I machine piece and hand quilt. That means, I spend most of my time making small stitches to hold all the layers of the quilt together. It’s a big time commitment, especially with this king-size quilt, but I’m quilting it well. I want it to last.
One of the things I enjoy most about hand-quilting (and other handiwork and housework) is the opportunity I have to pray for the people who will receive it. Whether or not anyone ever uses this quilt, the prayers cannot be put in a closet. I’m investing beyond fabric and thread.
This is the first marriage quilt I’ve made. As I look at the stitches, I’ve reflected on so many different aspects of marriage.
Most of my quilting follows the lines of the seams. It provides strength as the quilt gets washed and spread out and folded through the years. While the lines to follow are straight, my quilting stitches sometimes meander a bit. It reminds me of how we do our best to follow God’s instructions for marriage, but we aren’t perfect. We go a bit crooked at times.

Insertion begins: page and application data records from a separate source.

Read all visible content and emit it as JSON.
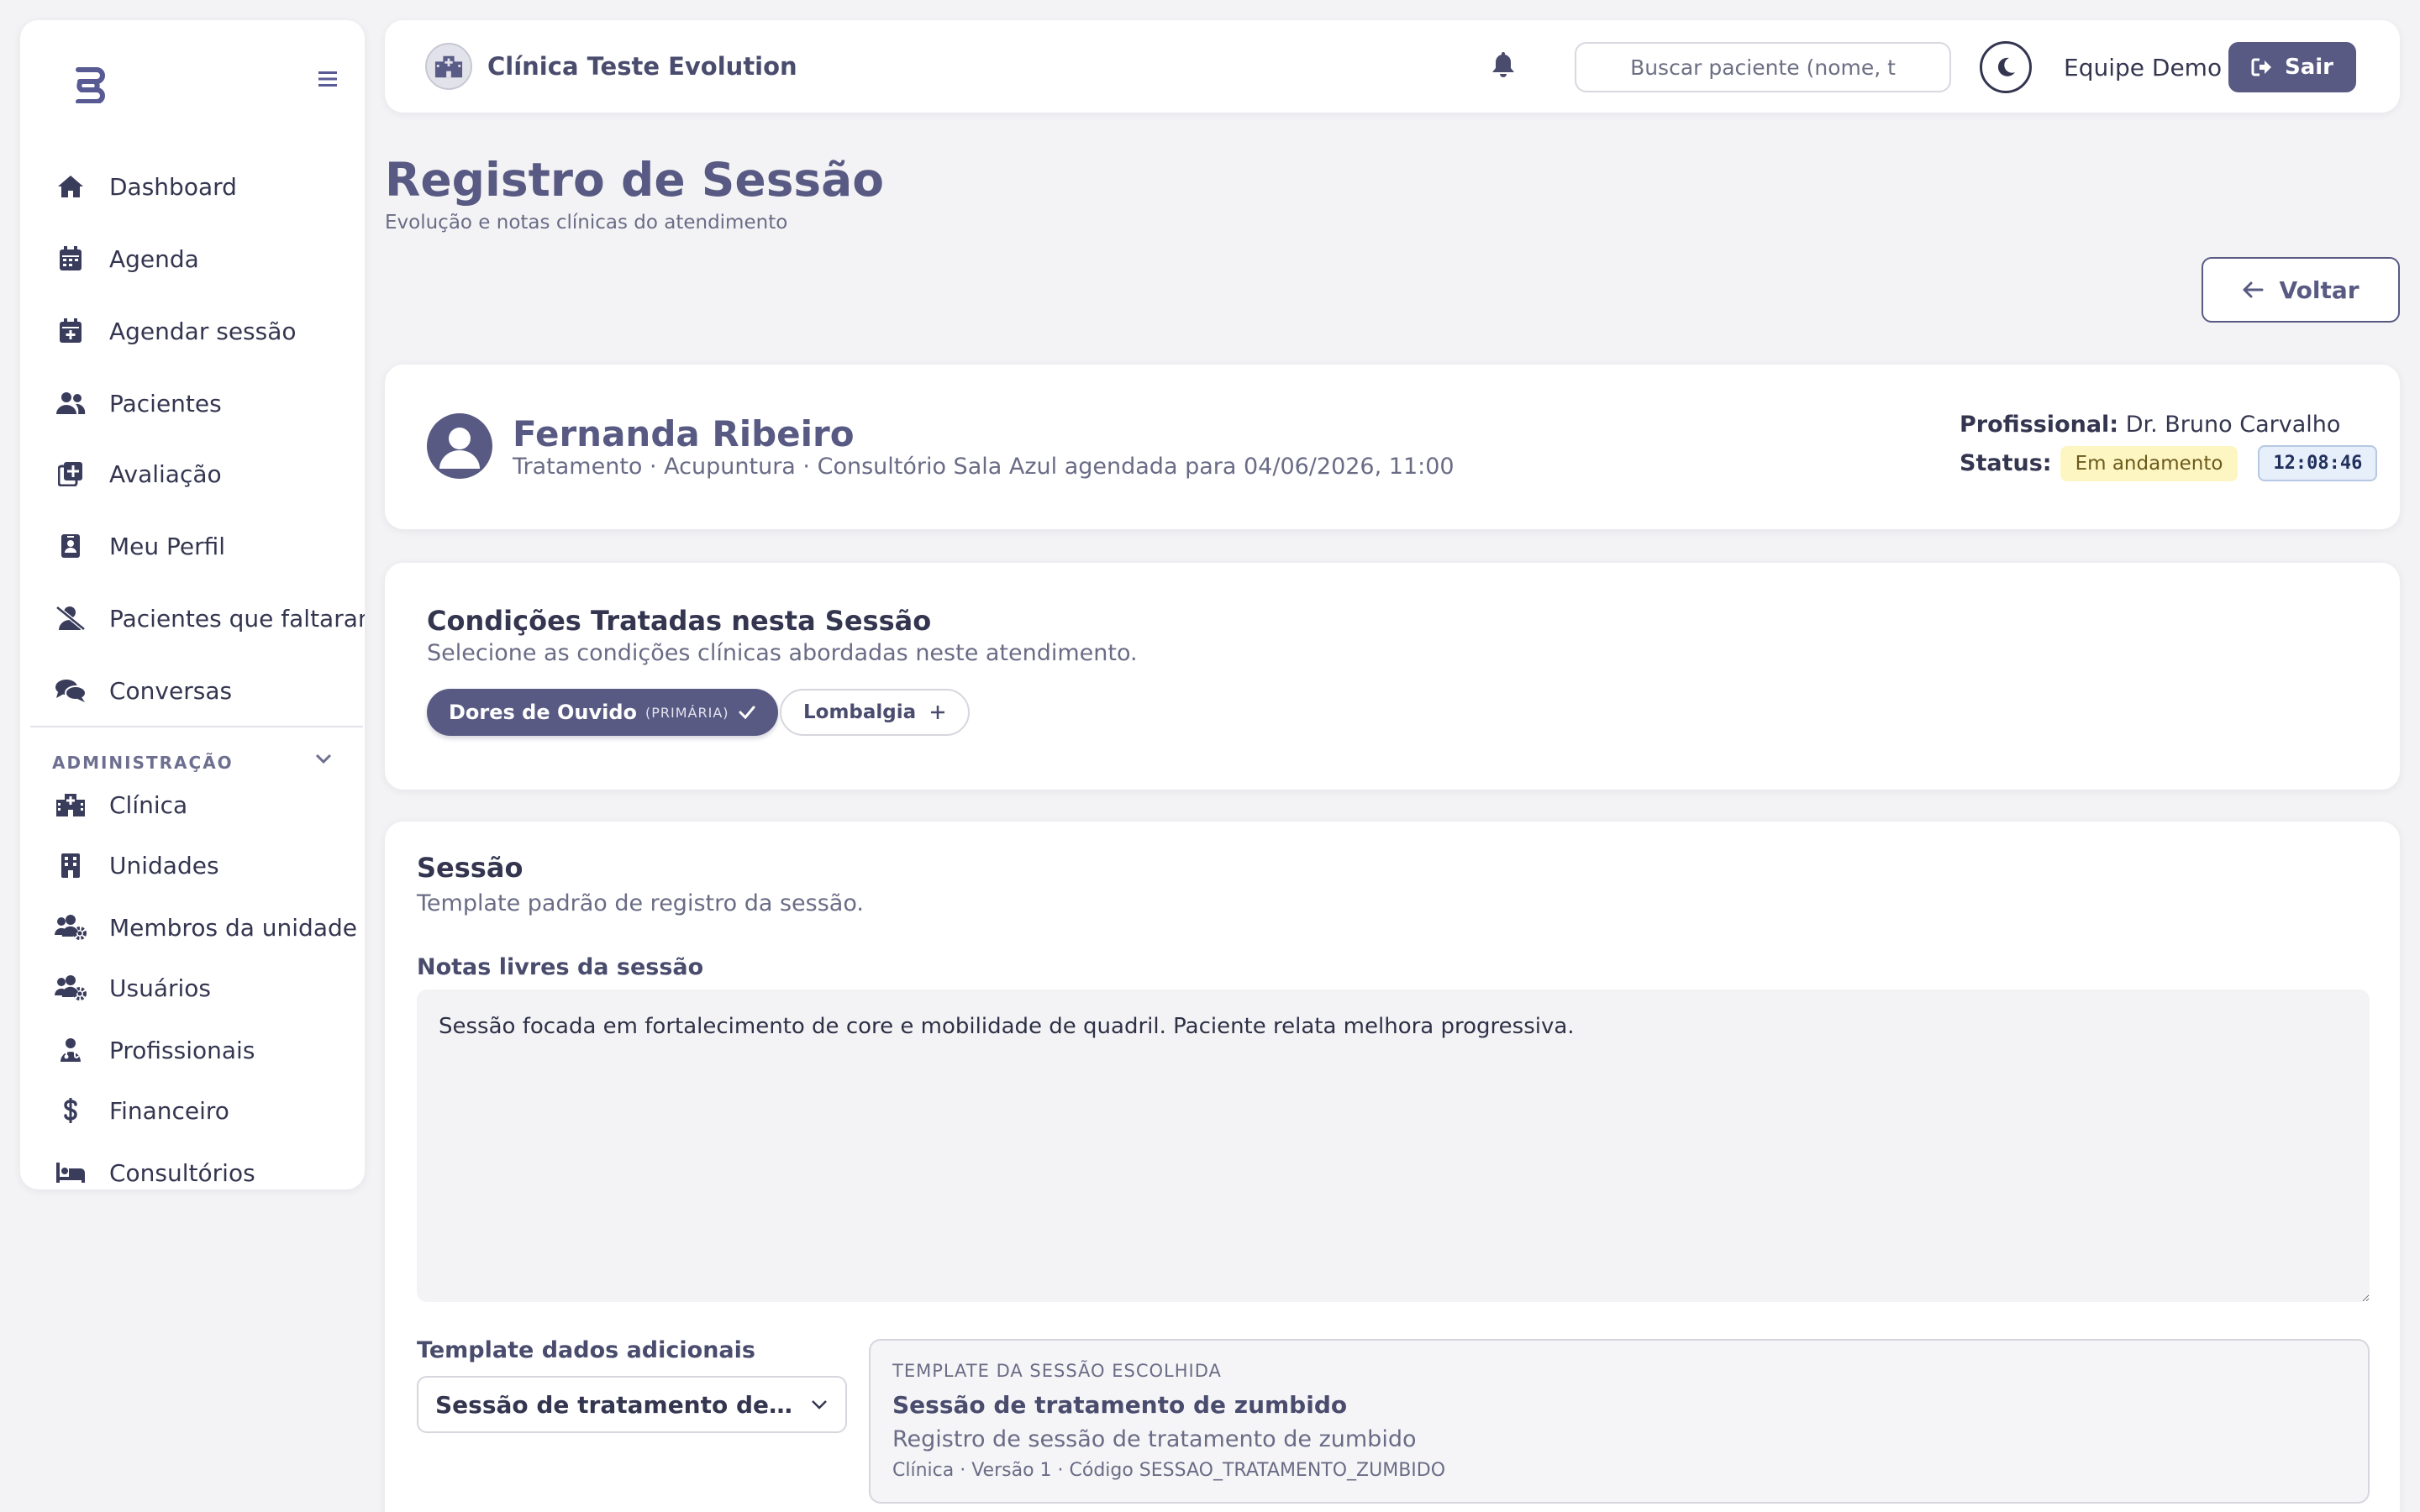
{
  "sidebar": {
    "logo_icon": "brand-logo-icon",
    "nav": [
      {
        "label": "Dashboard",
        "icon": "home-icon"
      },
      {
        "label": "Agenda",
        "icon": "calendar-icon"
      },
      {
        "label": "Agendar sessão",
        "icon": "calendar-plus-icon"
      },
      {
        "label": "Pacientes",
        "icon": "users-icon"
      },
      {
        "label": "Avaliação",
        "icon": "clipboard-plus-icon"
      },
      {
        "label": "Meu Perfil",
        "icon": "id-badge-icon"
      },
      {
        "label": "Pacientes que faltaram",
        "icon": "user-slash-icon"
      },
      {
        "label": "Conversas",
        "icon": "comments-icon"
      }
    ],
    "admin_section": "ADMINISTRAÇÃO",
    "admin": [
      {
        "label": "Clínica",
        "icon": "hospital-icon"
      },
      {
        "label": "Unidades",
        "icon": "building-icon"
      },
      {
        "label": "Membros da unidade",
        "icon": "users-gear-icon"
      },
      {
        "label": "Usuários",
        "icon": "users-gear-icon"
      },
      {
        "label": "Profissionais",
        "icon": "user-doctor-icon"
      },
      {
        "label": "Financeiro",
        "icon": "dollar-icon"
      },
      {
        "label": "Consultórios",
        "icon": "bed-icon"
      }
    ]
  },
  "header": {
    "clinic_name": "Clínica Teste Evolution",
    "search_placeholder": "Buscar paciente (nome, t",
    "user_name": "Equipe Demo",
    "logout_label": "Sair"
  },
  "page": {
    "title": "Registro de Sessão",
    "subtitle": "Evolução e notas clínicas do atendimento",
    "back_label": "Voltar"
  },
  "patient": {
    "name": "Fernanda Ribeiro",
    "info": "Tratamento · Acupuntura · Consultório Sala Azul agendada para 04/06/2026, 11:00",
    "professional_label": "Profissional:",
    "professional": "Dr. Bruno Carvalho",
    "status_label": "Status:",
    "status": "Em andamento",
    "timer": "12:08:46",
    "colors": {
      "status_bg": "#fdf6c3",
      "timer_bg": "#e6effa",
      "accent": "#585a83"
    }
  },
  "conditions": {
    "title": "Condições Tratadas nesta Sessão",
    "subtitle": "Selecione as condições clínicas abordadas neste atendimento.",
    "primary": {
      "label": "Dores de Ouvido",
      "tag": "(PRIMÁRIA)"
    },
    "other": {
      "label": "Lombalgia"
    }
  },
  "session": {
    "title": "Sessão",
    "subtitle": "Template padrão de registro da sessão.",
    "notes_label": "Notas livres da sessão",
    "notes_value": "Sessão focada em fortalecimento de core e mobilidade de quadril. Paciente relata melhora progressiva.",
    "template_label": "Template dados adicionais",
    "template_selected": "Sessão de tratamento de zumbido",
    "template_box": {
      "kicker": "TEMPLATE DA SESSÃO ESCOLHIDA",
      "name": "Sessão de tratamento de zumbido",
      "description": "Registro de sessão de tratamento de zumbido",
      "meta": "Clínica · Versão 1 · Código SESSAO_TRATAMENTO_ZUMBIDO"
    }
  }
}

I try to be consistent in the size of my stitches. From a distance, it probably looks as if my stitches are the same, but I see up close. Stitches are slightly different lengths. It reminds me that no matter how consistent we try to be in marriage, we “short” some things and make others too long. In some ways, that’s okay; it shows our unique personalities. But we don’t ignore the need for consistency–just allow for flexibility. We still try.
I go through a lot of thread, and I need to secure the beginning and end of each piece I use. I can’t leave big knots, because they’ll get caught on something and the thread will break, causing layers of the quilt to separate over time. Hiding knots isn’t just for appearances. It’s practical. But those knots are important. Like marriage, we need to be secure, knowing what holds us together and taking care to set those things firmly in place.
The front of the quilt always looks better than the back. The front shows the full pattern. The front is my focus when I stitch. The underside is a bit less consistent, but it’s all the same thread. The back of the quilt is just as important as the front. It’s not a quilt without all the pieces, even if we only typically see it from one perspective. Like marriage, we can’t just look at what we want to see. We need to keep a broad perspective and appreciate the things we’d rather ignore at times: difficulties, vulnerabilities, hurts, and so on.
As I move my hoop to continue quilting, I realize I’m dealing less with layers and more with a cohesive quilt. What once was pieces is becoming a whole. The pieces don’t disappear. They remain intact. They simply get firmly stitched together to create something more.
Marriage is the same.